*** Opening of Data to use ***

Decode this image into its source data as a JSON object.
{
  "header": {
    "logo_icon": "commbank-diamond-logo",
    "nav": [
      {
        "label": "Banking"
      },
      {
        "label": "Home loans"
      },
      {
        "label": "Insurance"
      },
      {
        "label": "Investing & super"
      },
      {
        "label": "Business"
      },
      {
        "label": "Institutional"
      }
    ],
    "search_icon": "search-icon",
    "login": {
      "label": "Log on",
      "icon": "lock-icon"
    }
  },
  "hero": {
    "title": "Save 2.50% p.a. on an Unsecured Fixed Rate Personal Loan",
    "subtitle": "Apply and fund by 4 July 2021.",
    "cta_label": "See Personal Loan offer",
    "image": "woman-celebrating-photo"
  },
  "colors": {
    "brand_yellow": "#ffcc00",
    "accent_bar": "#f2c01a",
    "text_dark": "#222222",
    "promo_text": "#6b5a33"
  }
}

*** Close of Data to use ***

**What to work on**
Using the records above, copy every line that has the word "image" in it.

**Answer box**
Decode this image into its source data as a JSON object.
    "image": "woman-celebrating-photo"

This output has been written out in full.